- YOUR ASSIGNMENT: Among the entries that follow, how many lines contain the string "placeholder"? Write the number alone.
======== DATA SUPPLIED ========
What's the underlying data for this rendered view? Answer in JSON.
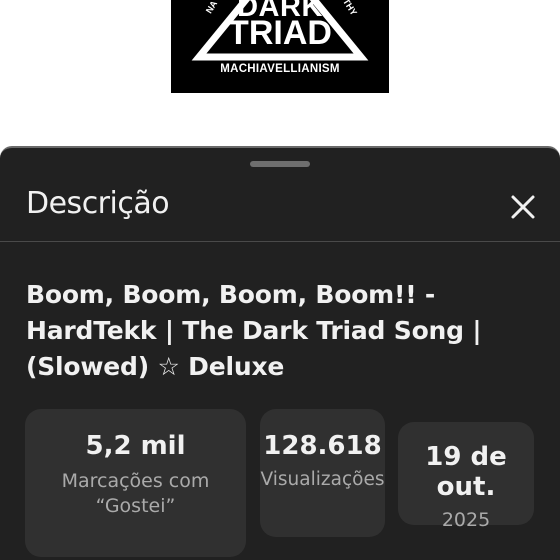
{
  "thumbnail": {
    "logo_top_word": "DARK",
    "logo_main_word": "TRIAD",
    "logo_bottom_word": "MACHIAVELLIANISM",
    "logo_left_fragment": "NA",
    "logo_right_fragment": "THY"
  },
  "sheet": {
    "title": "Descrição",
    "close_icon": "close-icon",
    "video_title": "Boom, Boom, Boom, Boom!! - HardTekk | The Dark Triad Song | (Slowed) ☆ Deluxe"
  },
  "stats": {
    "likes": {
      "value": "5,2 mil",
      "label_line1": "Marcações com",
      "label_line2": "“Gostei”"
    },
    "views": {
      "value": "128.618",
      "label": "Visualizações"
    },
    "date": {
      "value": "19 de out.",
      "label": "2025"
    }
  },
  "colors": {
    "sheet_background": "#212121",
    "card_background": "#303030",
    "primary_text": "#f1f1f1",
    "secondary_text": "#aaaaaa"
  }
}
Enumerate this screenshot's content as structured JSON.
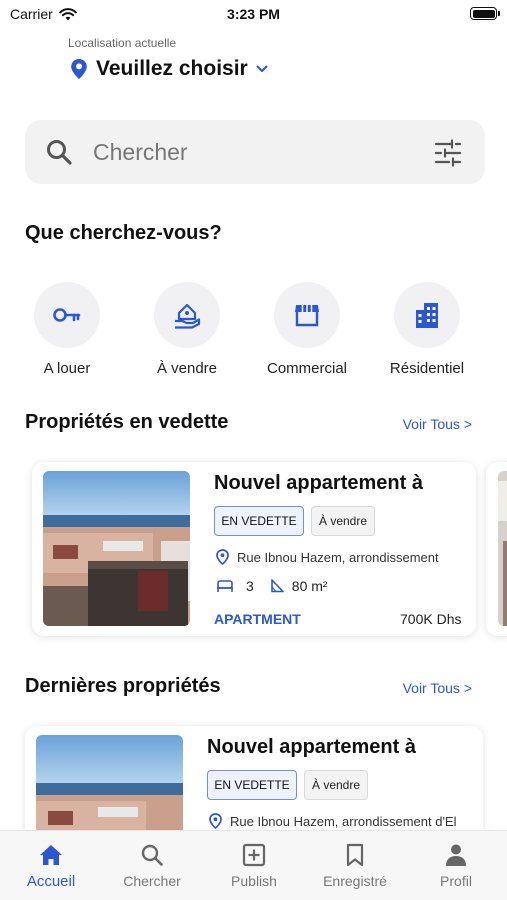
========
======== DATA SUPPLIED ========
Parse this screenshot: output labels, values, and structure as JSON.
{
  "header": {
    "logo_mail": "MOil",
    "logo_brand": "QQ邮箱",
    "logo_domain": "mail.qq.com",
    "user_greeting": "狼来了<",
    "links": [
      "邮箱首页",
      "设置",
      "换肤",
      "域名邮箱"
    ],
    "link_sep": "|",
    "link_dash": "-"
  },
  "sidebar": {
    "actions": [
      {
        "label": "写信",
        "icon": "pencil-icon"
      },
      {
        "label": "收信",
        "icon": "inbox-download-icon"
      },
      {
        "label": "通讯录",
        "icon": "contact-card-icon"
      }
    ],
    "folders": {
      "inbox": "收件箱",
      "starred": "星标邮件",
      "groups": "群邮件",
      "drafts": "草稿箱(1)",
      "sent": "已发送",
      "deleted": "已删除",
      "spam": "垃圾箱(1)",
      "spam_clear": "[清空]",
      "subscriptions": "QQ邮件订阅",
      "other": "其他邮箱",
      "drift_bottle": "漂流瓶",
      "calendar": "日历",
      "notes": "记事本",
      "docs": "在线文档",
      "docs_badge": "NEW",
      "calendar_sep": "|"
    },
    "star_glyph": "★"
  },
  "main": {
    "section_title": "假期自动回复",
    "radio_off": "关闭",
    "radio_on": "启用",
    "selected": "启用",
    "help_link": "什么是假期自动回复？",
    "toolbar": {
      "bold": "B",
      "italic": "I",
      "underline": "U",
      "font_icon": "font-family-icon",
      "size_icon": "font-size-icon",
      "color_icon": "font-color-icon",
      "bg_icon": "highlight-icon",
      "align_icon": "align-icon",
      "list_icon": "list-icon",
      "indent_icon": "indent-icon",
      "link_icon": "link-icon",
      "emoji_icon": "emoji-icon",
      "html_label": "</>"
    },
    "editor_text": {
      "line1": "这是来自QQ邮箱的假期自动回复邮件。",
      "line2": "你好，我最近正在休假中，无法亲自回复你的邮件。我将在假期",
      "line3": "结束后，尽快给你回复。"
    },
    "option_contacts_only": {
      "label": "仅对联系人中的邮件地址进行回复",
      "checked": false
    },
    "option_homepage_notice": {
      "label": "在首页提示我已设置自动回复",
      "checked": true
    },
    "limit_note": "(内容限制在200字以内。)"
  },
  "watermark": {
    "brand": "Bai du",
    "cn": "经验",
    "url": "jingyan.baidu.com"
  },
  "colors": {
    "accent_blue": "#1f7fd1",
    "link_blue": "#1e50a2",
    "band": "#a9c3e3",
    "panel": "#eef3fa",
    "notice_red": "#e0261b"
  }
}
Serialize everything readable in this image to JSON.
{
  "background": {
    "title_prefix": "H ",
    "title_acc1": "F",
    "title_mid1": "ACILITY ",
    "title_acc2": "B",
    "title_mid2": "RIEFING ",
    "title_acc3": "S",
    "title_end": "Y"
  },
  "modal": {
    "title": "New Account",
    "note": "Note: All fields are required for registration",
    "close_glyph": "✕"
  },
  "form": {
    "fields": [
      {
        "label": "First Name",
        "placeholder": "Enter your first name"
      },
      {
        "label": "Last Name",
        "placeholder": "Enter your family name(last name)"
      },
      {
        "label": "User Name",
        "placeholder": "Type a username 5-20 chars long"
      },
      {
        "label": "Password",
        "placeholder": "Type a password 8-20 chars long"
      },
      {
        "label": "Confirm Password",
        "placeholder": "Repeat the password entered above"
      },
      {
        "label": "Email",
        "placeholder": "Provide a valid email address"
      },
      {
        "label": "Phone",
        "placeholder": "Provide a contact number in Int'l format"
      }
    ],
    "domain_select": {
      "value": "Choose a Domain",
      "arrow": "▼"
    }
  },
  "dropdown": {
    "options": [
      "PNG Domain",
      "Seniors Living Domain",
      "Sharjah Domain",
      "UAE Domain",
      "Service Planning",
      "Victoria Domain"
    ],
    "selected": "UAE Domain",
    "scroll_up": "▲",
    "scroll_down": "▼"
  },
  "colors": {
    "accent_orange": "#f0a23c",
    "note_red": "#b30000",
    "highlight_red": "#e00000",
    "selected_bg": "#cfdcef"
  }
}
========
- ANSWER BOX: 7